* Task goal:
What you return should match the data word for word, minus the images.

Entries shown Start Marker

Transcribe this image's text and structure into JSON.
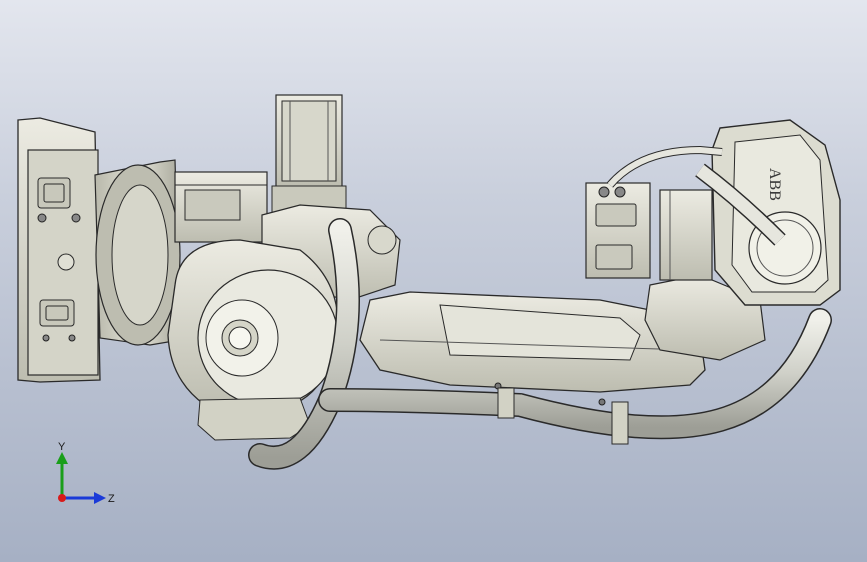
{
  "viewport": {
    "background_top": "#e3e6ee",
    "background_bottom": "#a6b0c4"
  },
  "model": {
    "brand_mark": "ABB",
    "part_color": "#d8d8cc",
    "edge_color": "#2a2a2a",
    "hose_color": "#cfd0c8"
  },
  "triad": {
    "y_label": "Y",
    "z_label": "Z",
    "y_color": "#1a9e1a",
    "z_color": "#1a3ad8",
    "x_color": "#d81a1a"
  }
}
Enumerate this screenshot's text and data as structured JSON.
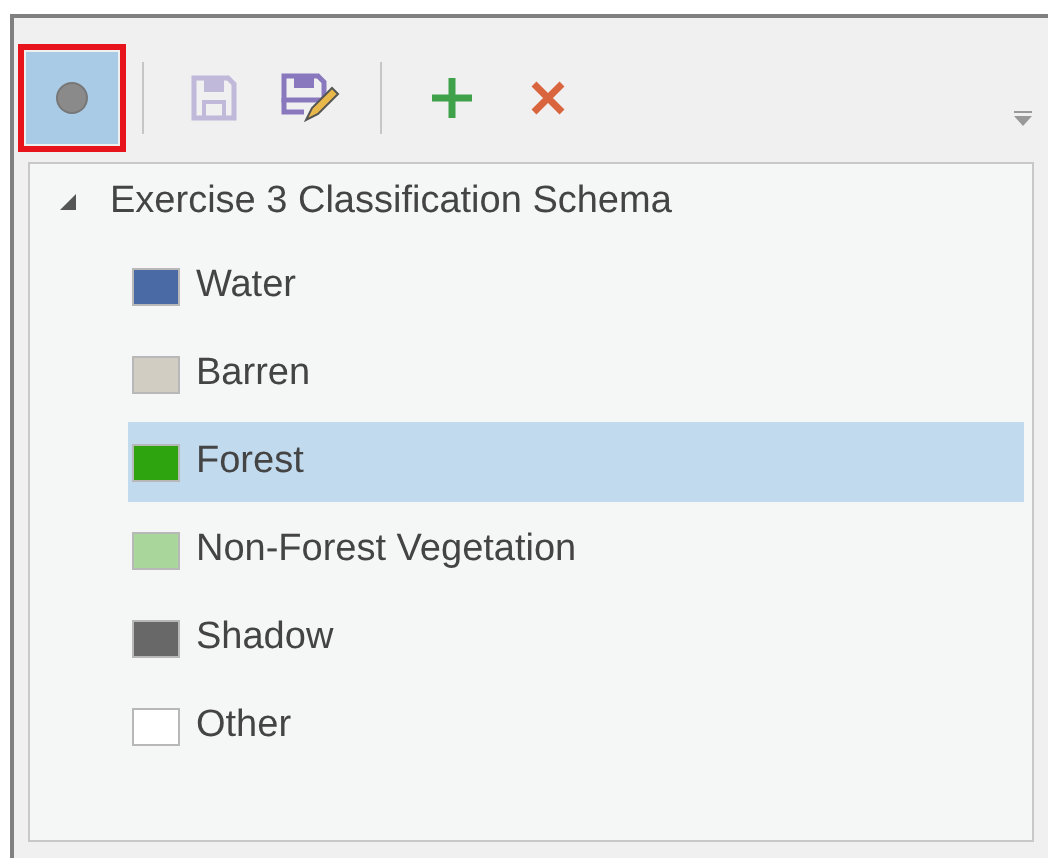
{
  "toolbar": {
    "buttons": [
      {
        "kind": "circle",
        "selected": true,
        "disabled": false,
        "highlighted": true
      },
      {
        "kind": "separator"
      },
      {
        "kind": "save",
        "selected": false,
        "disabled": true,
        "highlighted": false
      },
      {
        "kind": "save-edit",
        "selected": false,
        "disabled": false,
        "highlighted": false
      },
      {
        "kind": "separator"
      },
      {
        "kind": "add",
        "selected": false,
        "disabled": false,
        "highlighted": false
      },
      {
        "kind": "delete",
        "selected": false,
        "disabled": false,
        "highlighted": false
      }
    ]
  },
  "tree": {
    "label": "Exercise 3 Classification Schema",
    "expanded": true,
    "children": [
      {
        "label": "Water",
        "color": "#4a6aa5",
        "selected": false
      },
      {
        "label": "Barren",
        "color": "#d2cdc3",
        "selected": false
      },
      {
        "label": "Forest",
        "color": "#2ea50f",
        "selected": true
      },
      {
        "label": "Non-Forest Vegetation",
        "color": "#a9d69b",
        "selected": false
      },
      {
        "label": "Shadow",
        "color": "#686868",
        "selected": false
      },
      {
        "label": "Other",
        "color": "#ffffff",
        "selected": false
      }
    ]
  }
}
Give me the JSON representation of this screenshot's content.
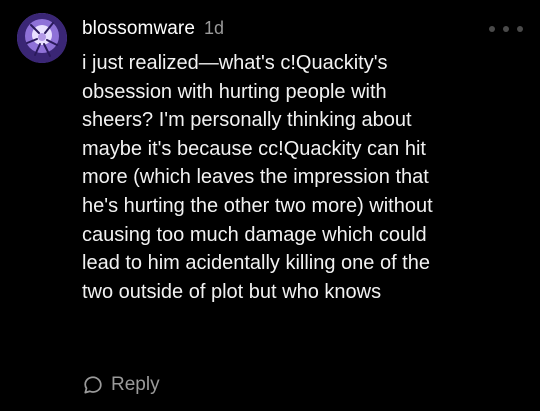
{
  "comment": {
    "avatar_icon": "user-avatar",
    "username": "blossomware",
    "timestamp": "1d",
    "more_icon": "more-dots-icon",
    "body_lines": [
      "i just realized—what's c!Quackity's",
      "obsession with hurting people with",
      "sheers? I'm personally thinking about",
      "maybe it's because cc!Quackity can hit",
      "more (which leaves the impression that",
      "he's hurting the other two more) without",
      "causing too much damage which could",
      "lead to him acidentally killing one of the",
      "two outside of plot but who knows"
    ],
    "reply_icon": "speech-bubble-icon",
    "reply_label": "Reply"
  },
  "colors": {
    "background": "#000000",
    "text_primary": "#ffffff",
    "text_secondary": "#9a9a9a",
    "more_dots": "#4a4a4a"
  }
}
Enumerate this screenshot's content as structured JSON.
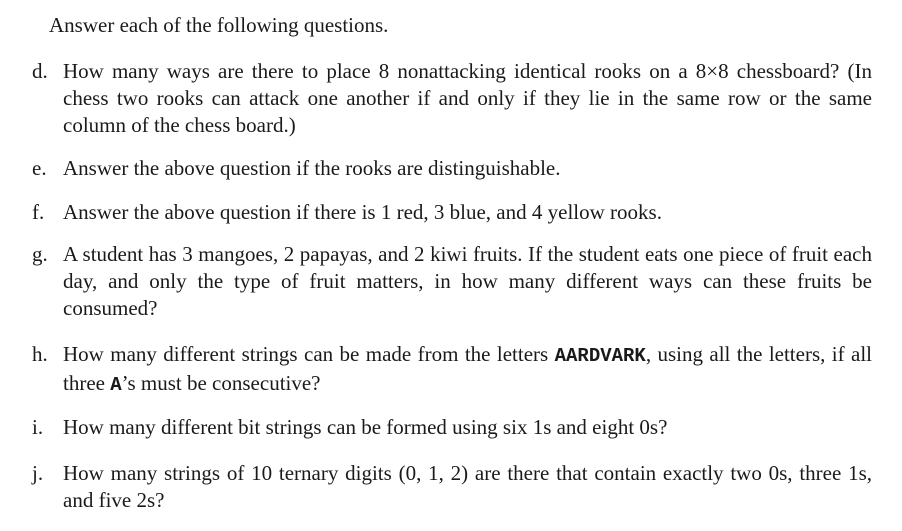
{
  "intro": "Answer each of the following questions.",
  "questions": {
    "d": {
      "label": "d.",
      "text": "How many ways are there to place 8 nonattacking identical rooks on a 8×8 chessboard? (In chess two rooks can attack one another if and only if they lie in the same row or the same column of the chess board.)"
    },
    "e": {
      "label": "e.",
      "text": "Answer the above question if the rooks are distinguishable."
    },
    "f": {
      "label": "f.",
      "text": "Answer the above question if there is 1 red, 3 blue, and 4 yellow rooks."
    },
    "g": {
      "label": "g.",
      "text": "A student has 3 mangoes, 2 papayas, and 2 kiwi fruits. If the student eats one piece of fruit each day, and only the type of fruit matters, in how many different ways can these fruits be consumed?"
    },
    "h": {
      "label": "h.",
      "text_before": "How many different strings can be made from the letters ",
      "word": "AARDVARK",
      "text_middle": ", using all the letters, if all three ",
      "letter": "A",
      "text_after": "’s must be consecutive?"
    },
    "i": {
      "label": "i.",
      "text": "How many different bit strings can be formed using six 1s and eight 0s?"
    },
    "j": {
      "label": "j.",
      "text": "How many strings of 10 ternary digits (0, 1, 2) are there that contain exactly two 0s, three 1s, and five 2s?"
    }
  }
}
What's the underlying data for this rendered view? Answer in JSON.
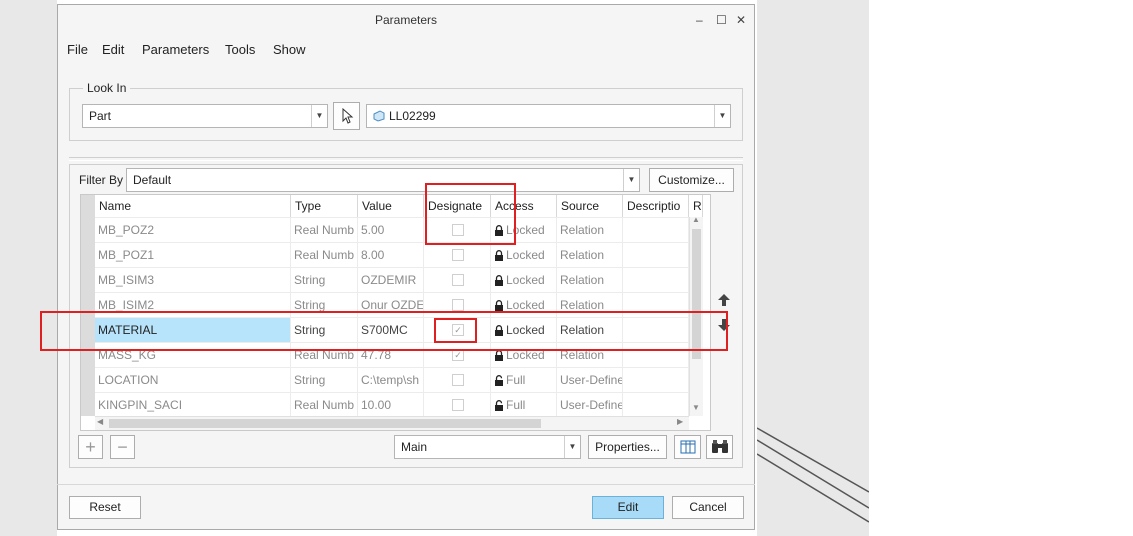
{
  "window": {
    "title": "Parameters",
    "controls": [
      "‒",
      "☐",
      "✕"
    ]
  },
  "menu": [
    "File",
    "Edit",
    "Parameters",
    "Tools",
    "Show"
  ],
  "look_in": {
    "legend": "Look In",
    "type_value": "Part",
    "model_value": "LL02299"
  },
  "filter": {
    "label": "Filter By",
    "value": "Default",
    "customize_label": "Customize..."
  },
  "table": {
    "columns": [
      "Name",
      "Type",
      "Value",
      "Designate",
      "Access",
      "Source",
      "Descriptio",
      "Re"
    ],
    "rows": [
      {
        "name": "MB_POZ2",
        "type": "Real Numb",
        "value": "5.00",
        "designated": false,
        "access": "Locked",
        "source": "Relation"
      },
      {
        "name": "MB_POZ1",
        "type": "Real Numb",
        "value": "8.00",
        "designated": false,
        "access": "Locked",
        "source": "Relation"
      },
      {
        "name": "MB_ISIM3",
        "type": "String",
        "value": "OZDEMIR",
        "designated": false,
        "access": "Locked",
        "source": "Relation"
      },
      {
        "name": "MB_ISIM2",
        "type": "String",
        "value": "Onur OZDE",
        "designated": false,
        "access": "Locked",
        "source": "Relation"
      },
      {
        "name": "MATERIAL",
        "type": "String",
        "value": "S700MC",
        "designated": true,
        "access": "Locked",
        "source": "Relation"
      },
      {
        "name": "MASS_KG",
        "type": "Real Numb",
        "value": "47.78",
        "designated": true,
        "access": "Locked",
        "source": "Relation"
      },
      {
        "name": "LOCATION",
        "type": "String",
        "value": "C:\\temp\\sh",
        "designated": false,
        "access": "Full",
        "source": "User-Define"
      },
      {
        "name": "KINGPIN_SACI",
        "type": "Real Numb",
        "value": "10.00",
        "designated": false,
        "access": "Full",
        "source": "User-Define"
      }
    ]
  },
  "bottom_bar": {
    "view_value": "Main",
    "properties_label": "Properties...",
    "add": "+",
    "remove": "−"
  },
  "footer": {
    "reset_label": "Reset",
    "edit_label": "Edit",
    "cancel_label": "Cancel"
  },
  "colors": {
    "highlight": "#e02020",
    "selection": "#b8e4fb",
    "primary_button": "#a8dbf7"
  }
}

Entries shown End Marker

* Response to this exercise:
Transcribe this image's text and structure into JSON.
{
  "viewport": {
    "background_top": "#e3e6ee",
    "background_bottom": "#a6b0c4"
  },
  "model": {
    "brand_mark": "ABB",
    "part_color": "#d8d8cc",
    "edge_color": "#2a2a2a",
    "hose_color": "#cfd0c8"
  },
  "triad": {
    "y_label": "Y",
    "z_label": "Z",
    "y_color": "#1a9e1a",
    "z_color": "#1a3ad8",
    "x_color": "#d81a1a"
  }
}
Enumerate this screenshot's text and data as structured JSON.
{
  "toolbar": {
    "buttons": [
      {
        "kind": "circle",
        "selected": true,
        "disabled": false,
        "highlighted": true
      },
      {
        "kind": "separator"
      },
      {
        "kind": "save",
        "selected": false,
        "disabled": true,
        "highlighted": false
      },
      {
        "kind": "save-edit",
        "selected": false,
        "disabled": false,
        "highlighted": false
      },
      {
        "kind": "separator"
      },
      {
        "kind": "add",
        "selected": false,
        "disabled": false,
        "highlighted": false
      },
      {
        "kind": "delete",
        "selected": false,
        "disabled": false,
        "highlighted": false
      }
    ]
  },
  "tree": {
    "label": "Exercise 3 Classification Schema",
    "expanded": true,
    "children": [
      {
        "label": "Water",
        "color": "#4a6aa5",
        "selected": false
      },
      {
        "label": "Barren",
        "color": "#d2cdc3",
        "selected": false
      },
      {
        "label": "Forest",
        "color": "#2ea50f",
        "selected": true
      },
      {
        "label": "Non-Forest Vegetation",
        "color": "#a9d69b",
        "selected": false
      },
      {
        "label": "Shadow",
        "color": "#686868",
        "selected": false
      },
      {
        "label": "Other",
        "color": "#ffffff",
        "selected": false
      }
    ]
  }
}
Give me the JSON representation of this screenshot's content.
{
  "comment": {
    "avatar_icon": "user-avatar",
    "username": "blossomware",
    "timestamp": "1d",
    "more_icon": "more-dots-icon",
    "body_lines": [
      "i just realized—what's c!Quackity's",
      "obsession with hurting people with",
      "sheers? I'm personally thinking about",
      "maybe it's because cc!Quackity can hit",
      "more (which leaves the impression that",
      "he's hurting the other two more) without",
      "causing too much damage which could",
      "lead to him acidentally killing one of the",
      "two outside of plot but who knows"
    ],
    "reply_icon": "speech-bubble-icon",
    "reply_label": "Reply"
  },
  "colors": {
    "background": "#000000",
    "text_primary": "#ffffff",
    "text_secondary": "#9a9a9a",
    "more_dots": "#4a4a4a"
  }
}
Enumerate this screenshot's content as structured JSON.
{
  "intro": "Answer each of the following questions.",
  "questions": {
    "d": {
      "label": "d.",
      "text": "How many ways are there to place 8 nonattacking identical rooks on a 8×8 chessboard? (In chess two rooks can attack one another if and only if they lie in the same row or the same column of the chess board.)"
    },
    "e": {
      "label": "e.",
      "text": "Answer the above question if the rooks are distinguishable."
    },
    "f": {
      "label": "f.",
      "text": "Answer the above question if there is 1 red, 3 blue, and 4 yellow rooks."
    },
    "g": {
      "label": "g.",
      "text": "A student has 3 mangoes, 2 papayas, and 2 kiwi fruits. If the student eats one piece of fruit each day, and only the type of fruit matters, in how many different ways can these fruits be consumed?"
    },
    "h": {
      "label": "h.",
      "text_before": "How many different strings can be made from the letters ",
      "word": "AARDVARK",
      "text_middle": ", using all the letters, if all three ",
      "letter": "A",
      "text_after": "’s must be consecutive?"
    },
    "i": {
      "label": "i.",
      "text": "How many different bit strings can be formed using six 1s and eight 0s?"
    },
    "j": {
      "label": "j.",
      "text": "How many strings of 10 ternary digits (0, 1, 2) are there that contain exactly two 0s, three 1s, and five 2s?"
    }
  }
}
What's the underlying data for this rendered view? Answer in JSON.
{
  "window": {
    "title": "Parameters",
    "controls": [
      "‒",
      "☐",
      "✕"
    ]
  },
  "menu": [
    "File",
    "Edit",
    "Parameters",
    "Tools",
    "Show"
  ],
  "look_in": {
    "legend": "Look In",
    "type_value": "Part",
    "model_value": "LL02299"
  },
  "filter": {
    "label": "Filter By",
    "value": "Default",
    "customize_label": "Customize..."
  },
  "table": {
    "columns": [
      "Name",
      "Type",
      "Value",
      "Designate",
      "Access",
      "Source",
      "Descriptio",
      "Re"
    ],
    "rows": [
      {
        "name": "MB_POZ2",
        "type": "Real Numb",
        "value": "5.00",
        "designated": false,
        "access": "Locked",
        "source": "Relation"
      },
      {
        "name": "MB_POZ1",
        "type": "Real Numb",
        "value": "8.00",
        "designated": false,
        "access": "Locked",
        "source": "Relation"
      },
      {
        "name": "MB_ISIM3",
        "type": "String",
        "value": "OZDEMIR",
        "designated": false,
        "access": "Locked",
        "source": "Relation"
      },
      {
        "name": "MB_ISIM2",
        "type": "String",
        "value": "Onur OZDE",
        "designated": false,
        "access": "Locked",
        "source": "Relation"
      },
      {
        "name": "MATERIAL",
        "type": "String",
        "value": "S700MC",
        "designated": true,
        "access": "Locked",
        "source": "Relation"
      },
      {
        "name": "MASS_KG",
        "type": "Real Numb",
        "value": "47.78",
        "designated": true,
        "access": "Locked",
        "source": "Relation"
      },
      {
        "name": "LOCATION",
        "type": "String",
        "value": "C:\\temp\\sh",
        "designated": false,
        "access": "Full",
        "source": "User-Define"
      },
      {
        "name": "KINGPIN_SACI",
        "type": "Real Numb",
        "value": "10.00",
        "designated": false,
        "access": "Full",
        "source": "User-Define"
      }
    ]
  },
  "bottom_bar": {
    "view_value": "Main",
    "properties_label": "Properties...",
    "add": "+",
    "remove": "−"
  },
  "footer": {
    "reset_label": "Reset",
    "edit_label": "Edit",
    "cancel_label": "Cancel"
  },
  "colors": {
    "highlight": "#e02020",
    "selection": "#b8e4fb",
    "primary_button": "#a8dbf7"
  }
}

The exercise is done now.